Monday, February 18, 2019
Following up on my previous posts (links below): Robert Anderson (Pepperdine), Some Preliminary Contrarian Thoughts on the US News Proposal to Rank Based on Scholarly Impact:
There are several lines of criticism. One group worriesthat releasing such a ranking will create incentives for law schools to focus too much on scholarship as opposed to teaching or cutting tuition. I don't have much to say to this group in this post, because that's a broader debate. Another group worries not about placing greater priority on scholarship, but about the idea of quantifying scholarly impact. Although there are real problems with quantifying scholarly impact, that too is a different debate. Scholarly impact or reputation is already quantified, it's just quantified through the use of a somewhat haphazard survey distributed by US News.

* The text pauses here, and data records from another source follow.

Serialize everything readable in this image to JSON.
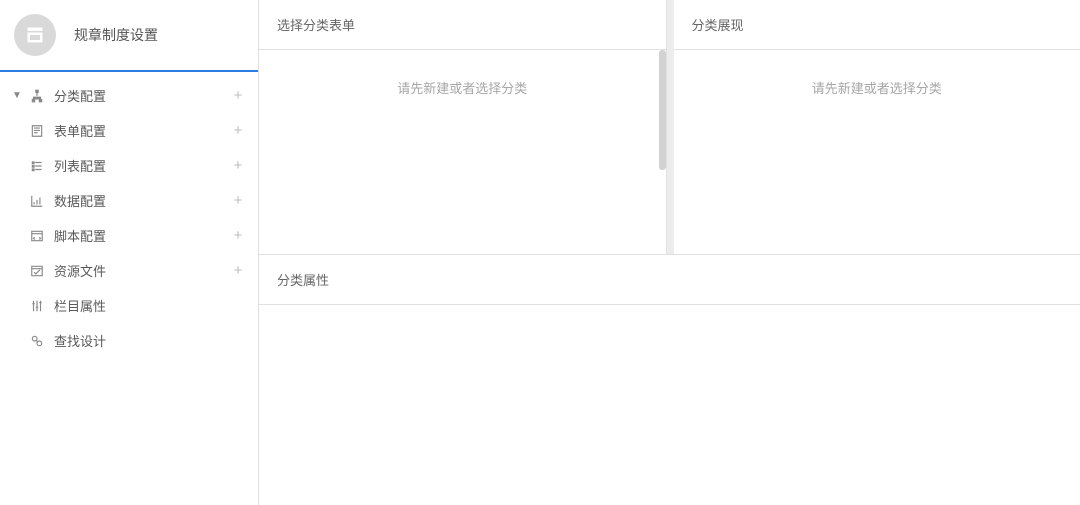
{
  "sidebar": {
    "title": "规章制度设置",
    "items": [
      {
        "label": "分类配置",
        "icon": "sitemap",
        "expandable": true,
        "addable": true
      },
      {
        "label": "表单配置",
        "icon": "form",
        "expandable": false,
        "addable": true
      },
      {
        "label": "列表配置",
        "icon": "list",
        "expandable": false,
        "addable": true
      },
      {
        "label": "数据配置",
        "icon": "chart",
        "expandable": false,
        "addable": true
      },
      {
        "label": "脚本配置",
        "icon": "script",
        "expandable": false,
        "addable": true
      },
      {
        "label": "资源文件",
        "icon": "file",
        "expandable": false,
        "addable": true
      },
      {
        "label": "栏目属性",
        "icon": "sliders",
        "expandable": false,
        "addable": false
      },
      {
        "label": "查找设计",
        "icon": "search",
        "expandable": false,
        "addable": false
      }
    ]
  },
  "panes": {
    "selectForm": {
      "title": "选择分类表单",
      "placeholder": "请先新建或者选择分类"
    },
    "display": {
      "title": "分类展现",
      "placeholder": "请先新建或者选择分类"
    },
    "properties": {
      "title": "分类属性"
    }
  }
}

In this post, I want to focus on the line of criticism from a third group, those who value scholarship and accept at least in principle the idea of quantifying scholarly impact, but worry about the narrow focus of using law review citations. One of the most common critiques that surfaced on the day of the announcement is that the proposed methodology will undervalue interdisciplinary work. Interdisciplinary work often appears outside of law reviews and is cited by publications other than law reviews. The concern is that if US News undervalues interdisciplinary work, then because of the sway that US News holds, it may even reduce the incentives for interdisciplinary work.
As an interdisciplinary scholar myself, this critique concerns me. I do almost no "traditional" or "doctrinal" work in my scholarship, although I have done some. However, I think there are several reasons why the concerns might be overblown even for someone like me. In addition, there are actually some advantages to the proposed methodology over one that included interdisciplinary materials more broadly. Let me explain. ...
[I]f I were creating a scholarly impact measure, would I do it the way US News proposes? No. I would use something that would take into account a broader set of disciplinary materials and would control for where citations come from, such as an eigenfactor type approach. But something like that is not likely to ever enter into the US News formula. Thus, we must ask whether the proposed measure of scholarly impact is better than the status quo. Does it improve the information currently contained in the US News rankings? There I believe the answer is yes, because much of what is currently contained in the rankings is immovable peer reputation based on the distant past. I do hope, however, that US News will listen to these critiques and refine the measure to better quantify scholarly impact without distorting the market.
Prior TaxProf Blog posts: